- _Web page and app entries_:
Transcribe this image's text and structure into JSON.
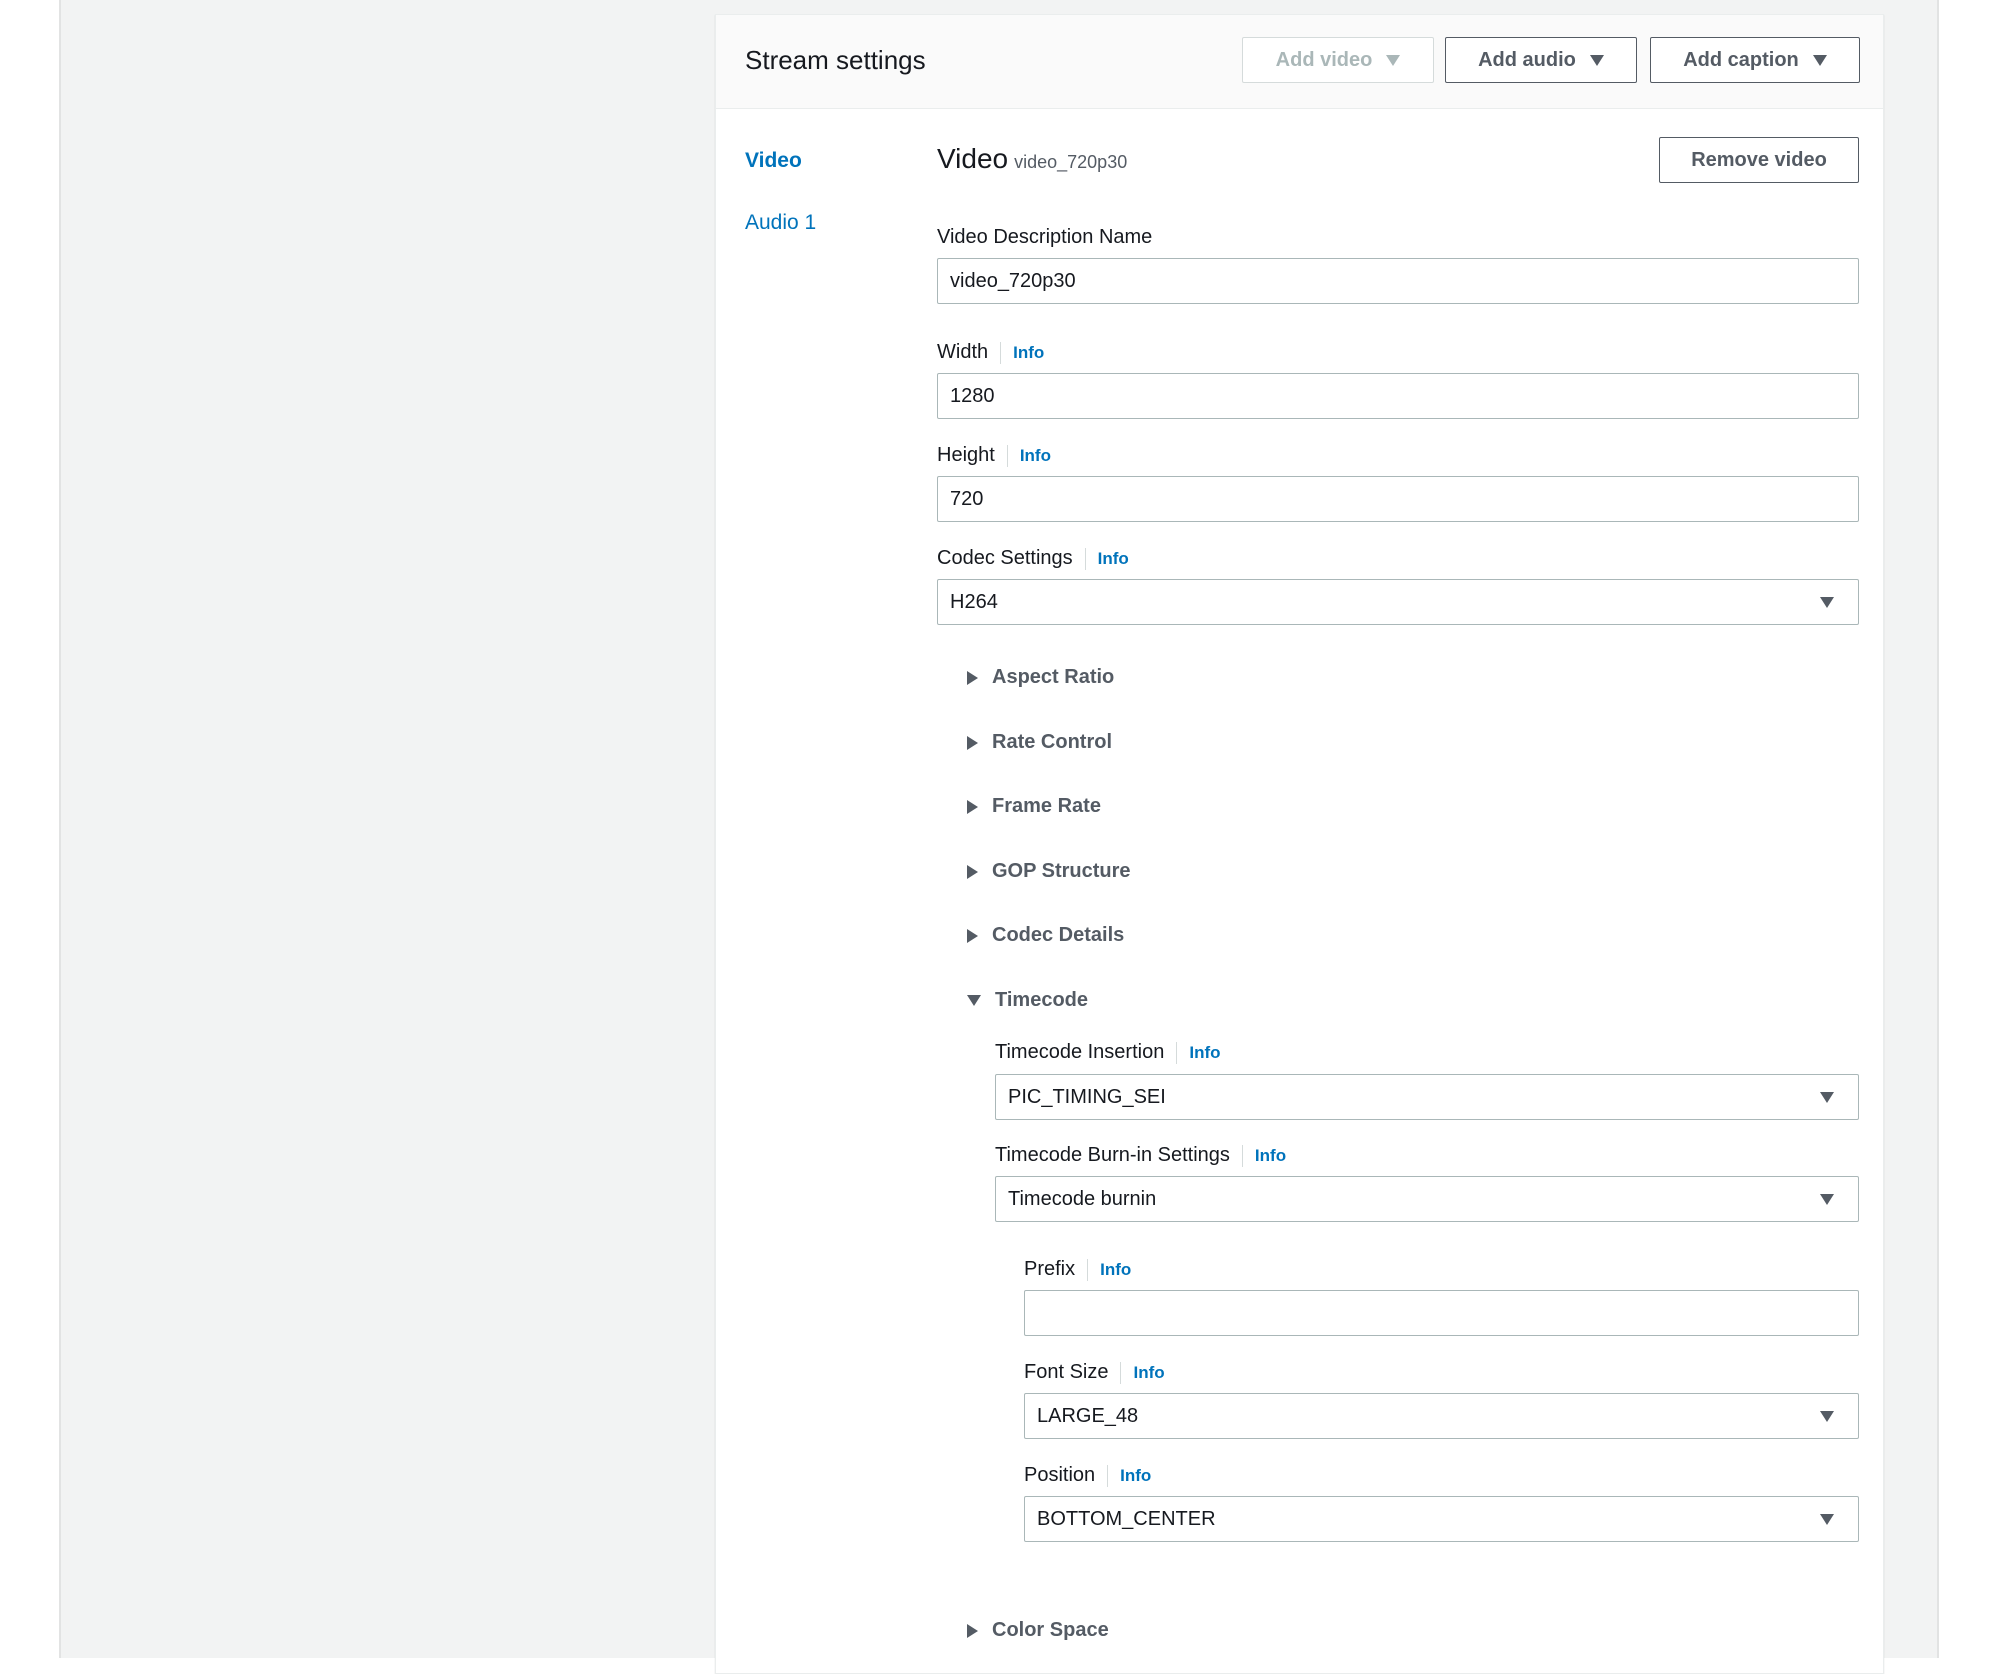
{
  "header": {
    "title": "Stream settings",
    "add_video": "Add video",
    "add_audio": "Add audio",
    "add_caption": "Add caption"
  },
  "nav": {
    "items": [
      {
        "label": "Video",
        "active": true
      },
      {
        "label": "Audio 1",
        "active": false
      }
    ]
  },
  "video": {
    "title": "Video",
    "subtitle": "video_720p30",
    "remove_label": "Remove video",
    "description_name": {
      "label": "Video Description Name",
      "value": "video_720p30"
    },
    "width": {
      "label": "Width",
      "info": "Info",
      "value": "1280"
    },
    "height": {
      "label": "Height",
      "info": "Info",
      "value": "720"
    },
    "codec": {
      "label": "Codec Settings",
      "info": "Info",
      "value": "H264"
    }
  },
  "sections": {
    "aspect_ratio": "Aspect Ratio",
    "rate_control": "Rate Control",
    "frame_rate": "Frame Rate",
    "gop_structure": "GOP Structure",
    "codec_details": "Codec Details",
    "timecode": "Timecode",
    "color_space": "Color Space"
  },
  "timecode": {
    "insertion": {
      "label": "Timecode Insertion",
      "info": "Info",
      "value": "PIC_TIMING_SEI"
    },
    "burnin": {
      "label": "Timecode Burn-in Settings",
      "info": "Info",
      "value": "Timecode burnin"
    },
    "prefix": {
      "label": "Prefix",
      "info": "Info",
      "value": ""
    },
    "font_size": {
      "label": "Font Size",
      "info": "Info",
      "value": "LARGE_48"
    },
    "position": {
      "label": "Position",
      "info": "Info",
      "value": "BOTTOM_CENTER"
    }
  },
  "colors": {
    "link": "#0073bb",
    "text": "#16191f",
    "muted": "#545b64",
    "border": "#aab7b8",
    "page_bg": "#f2f3f3"
  }
}
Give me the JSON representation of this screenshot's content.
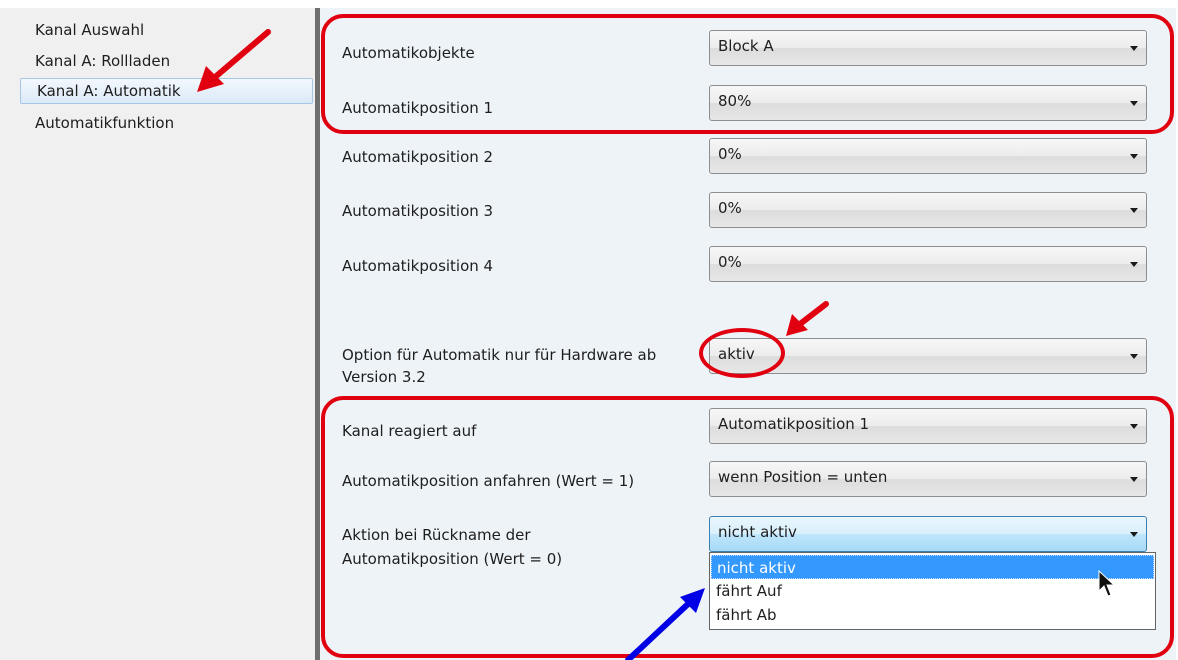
{
  "sidebar": {
    "items": [
      {
        "label": "Kanal Auswahl"
      },
      {
        "label": "Kanal A: Rollladen"
      },
      {
        "label": "Kanal A: Automatik",
        "selected": true
      },
      {
        "label": "Automatikfunktion"
      }
    ]
  },
  "params": [
    {
      "label": "Automatikobjekte",
      "value": "Block A"
    },
    {
      "label": "Automatikposition 1",
      "value": "80%"
    },
    {
      "label": "Automatikposition 2",
      "value": "0%"
    },
    {
      "label": "Automatikposition 3",
      "value": "0%"
    },
    {
      "label": "Automatikposition 4",
      "value": "0%"
    },
    {
      "label_line1": "Option für Automatik nur für Hardware ab",
      "label_line2": "Version 3.2",
      "value": "aktiv"
    },
    {
      "label": "Kanal reagiert auf",
      "value": "Automatikposition 1"
    },
    {
      "label": "Automatikposition anfahren (Wert = 1)",
      "value": "wenn Position = unten"
    },
    {
      "label_line1": "Aktion bei Rückname der",
      "label_line2": "Automatikposition (Wert = 0)",
      "value": "nicht aktiv"
    }
  ],
  "dropdown": {
    "options": [
      "nicht aktiv",
      "fährt Auf",
      "fährt Ab"
    ],
    "highlighted": "nicht aktiv"
  },
  "annotations": {
    "highlight_color": "#e1000f",
    "pointer_color": "#0000e6"
  }
}
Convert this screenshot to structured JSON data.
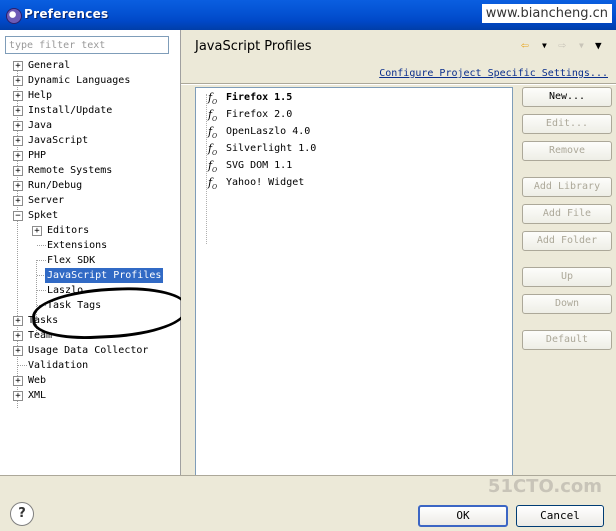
{
  "window": {
    "title": "Preferences",
    "watermark": "www.biancheng.cn"
  },
  "filter": {
    "placeholder": "type filter text"
  },
  "tree": {
    "items": [
      {
        "label": "General"
      },
      {
        "label": "Dynamic Languages"
      },
      {
        "label": "Help"
      },
      {
        "label": "Install/Update"
      },
      {
        "label": "Java"
      },
      {
        "label": "JavaScript"
      },
      {
        "label": "PHP"
      },
      {
        "label": "Remote Systems"
      },
      {
        "label": "Run/Debug"
      },
      {
        "label": "Server"
      },
      {
        "label": "Spket"
      },
      {
        "label": "Editors"
      },
      {
        "label": "Extensions"
      },
      {
        "label": "Flex SDK"
      },
      {
        "label": "JavaScript Profiles"
      },
      {
        "label": "Laszlo"
      },
      {
        "label": "Task Tags"
      },
      {
        "label": "Tasks"
      },
      {
        "label": "Team"
      },
      {
        "label": "Usage Data Collector"
      },
      {
        "label": "Validation"
      },
      {
        "label": "Web"
      },
      {
        "label": "XML"
      }
    ]
  },
  "page": {
    "title": "JavaScript Profiles",
    "configure_link": "Configure Project Specific Settings...",
    "profiles": [
      {
        "label": "Firefox 1.5"
      },
      {
        "label": "Firefox 2.0"
      },
      {
        "label": "OpenLaszlo 4.0"
      },
      {
        "label": "Silverlight 1.0"
      },
      {
        "label": "SVG DOM 1.1"
      },
      {
        "label": "Yahoo! Widget"
      }
    ],
    "buttons": {
      "new": "New...",
      "edit": "Edit...",
      "remove": "Remove",
      "add_library": "Add Library",
      "add_file": "Add File",
      "add_folder": "Add Folder",
      "up": "Up",
      "down": "Down",
      "default": "Default"
    }
  },
  "footer": {
    "help": "?",
    "ok": "OK",
    "cancel": "Cancel",
    "watermark": "51CTO.com"
  }
}
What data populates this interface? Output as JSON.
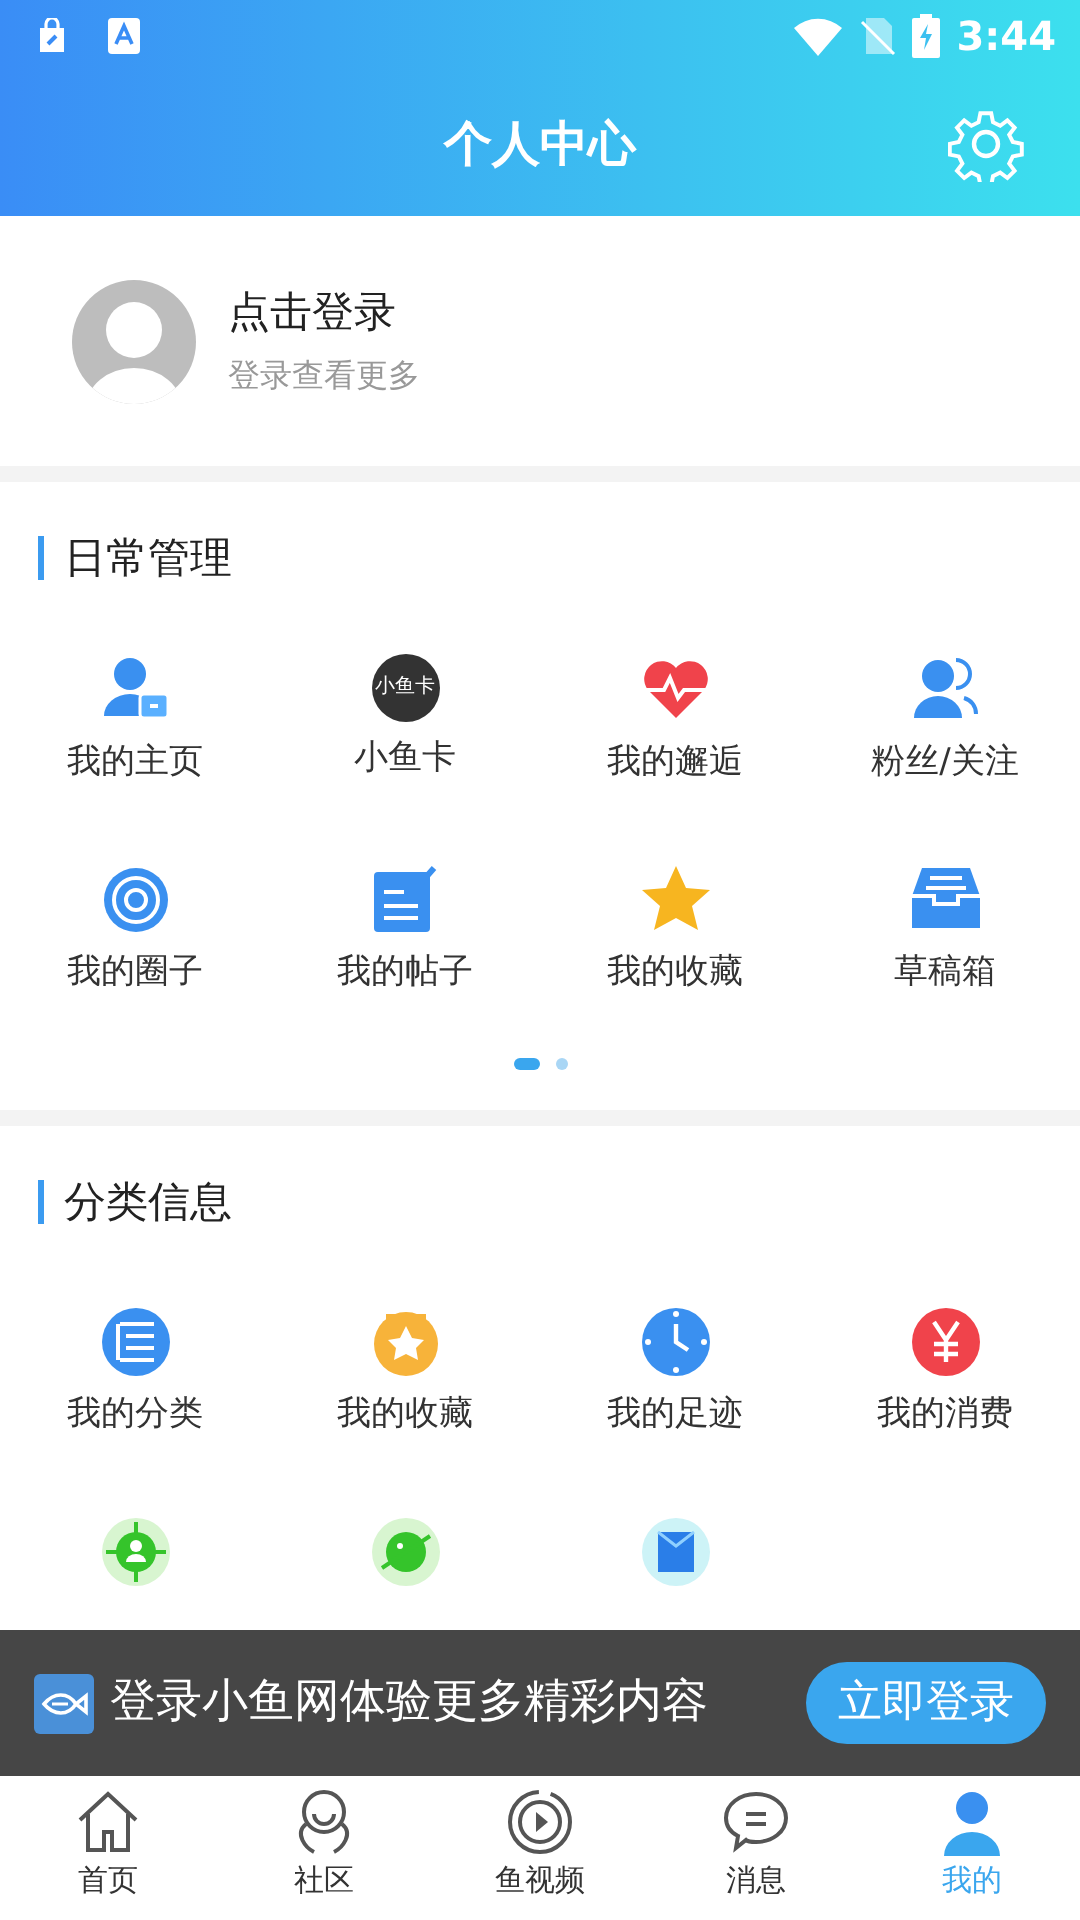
{
  "status_bar": {
    "time": "3:44"
  },
  "header": {
    "title": "个人中心"
  },
  "profile": {
    "name": "点击登录",
    "subtitle": "登录查看更多"
  },
  "daily": {
    "title": "日常管理",
    "items": [
      {
        "label": "我的主页"
      },
      {
        "label": "小鱼卡",
        "icon_text": "小鱼卡"
      },
      {
        "label": "我的邂逅"
      },
      {
        "label": "粉丝/关注"
      },
      {
        "label": "我的圈子"
      },
      {
        "label": "我的帖子"
      },
      {
        "label": "我的收藏"
      },
      {
        "label": "草稿箱"
      }
    ],
    "pages": [
      {
        "selected": true
      },
      {
        "selected": false
      }
    ]
  },
  "category": {
    "title": "分类信息",
    "items": [
      {
        "label": "我的分类"
      },
      {
        "label": "我的收藏"
      },
      {
        "label": "我的足迹"
      },
      {
        "label": "我的消费"
      }
    ]
  },
  "login_banner": {
    "text": "登录小鱼网体验更多精彩内容",
    "button": "立即登录"
  },
  "tabs": [
    {
      "label": "首页",
      "selected": false
    },
    {
      "label": "社区",
      "selected": false
    },
    {
      "label": "鱼视频",
      "selected": false
    },
    {
      "label": "消息",
      "selected": false
    },
    {
      "label": "我的",
      "selected": true
    }
  ]
}
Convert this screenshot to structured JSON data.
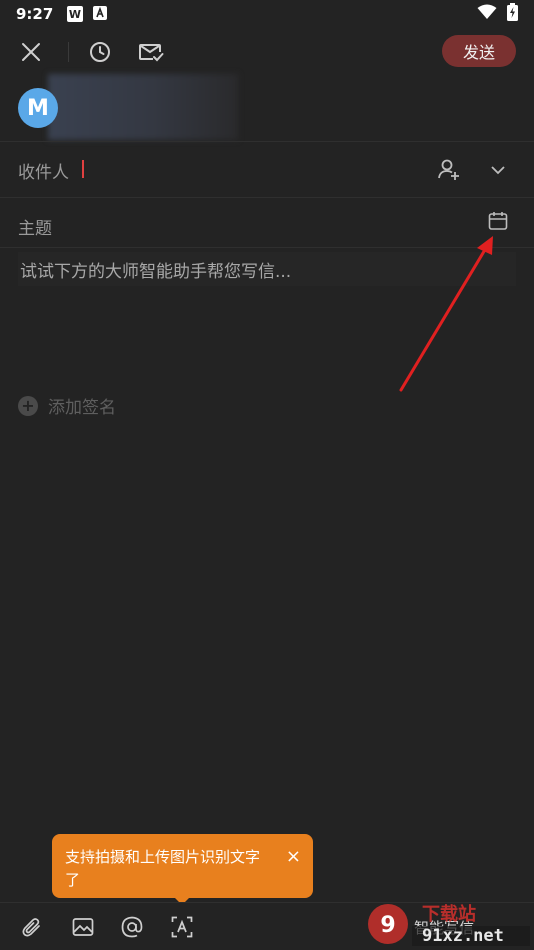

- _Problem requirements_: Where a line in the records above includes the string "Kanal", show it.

- _Output_:
        "label": "Kanal Auswahl"
        "label": "Kanal A: Rollladen"
        "label": "Kanal A: Automatik",
      "label": "Kanal reagiert auf",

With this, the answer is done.